Realizing how much work needs to be done to rebuild Minot after the Souris River flood, Moore Engineering wanted to let the community know it's here for the long haul. A donation of $16,000 was made to the Minot Area Community Foundation, which will use the money for its flood recovery fund, which helps flooded residents clean up, restore and rebuild their homes.
Volk said Moore has identified a charity at its last couple of Christmas parties to raise donations for. While it might have been a little early for a Christmas party, that didn't stop Moore Engineering when it opened the Minot office in early December.
"This year when we opened in Minot it was clear there was a need there, and so we just asked our employees to consider having a fun night, maybe making a little extra donation if possible. And the company committed to match dollar for dollar every dollar that an employee put in the basket; so we doubled their money," Volk said. "At the end of the night, we were just under $8,000 in the employee bucket, so the next morning I signed an $8,000 check."
Ken Kitzman, president of Minot Area Community Foundation, and Megan Laudenschlager, finance director of MACF, were shocked at the size of the donation.
"When we found out the details, it was one of those magic moments when you just realize the (generosity). We haven't met these people, they're from the eastern part of the state, probably not a lot of connections to the greater Minot area, but yet at the same time, personally they got engaged. And then the corporate citizenship also got engaged," Kitzman said. "So for us it's overwhelming to see."
The flood recovery fund is up to $6.5 million, and MACF still has over half of it to give out.

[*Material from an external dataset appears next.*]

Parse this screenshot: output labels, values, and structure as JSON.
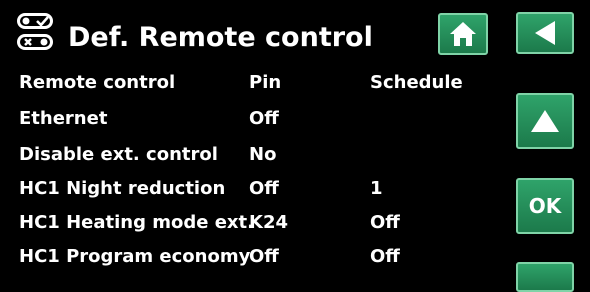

Laudenschlager said they've given out $2.5 million to 1,200 people so far, and they still have another 2,000 people to go.
"And Tawnya Bernsdorf (MACF program director) has been great about training volunteers and coordinating volunteers and making sure everything runs smoothly," Laudenschlager said.
Many companies say they put people first, but Moore Engineering truly puts its money where its mouth is. Kitzman said the flood recovery fund has helped a lot of people, and he's incredibly grateful to Moore Engineering and all its employees for making such a generous contribution.
"I'm just glad we were able to be a part of it," Volk said.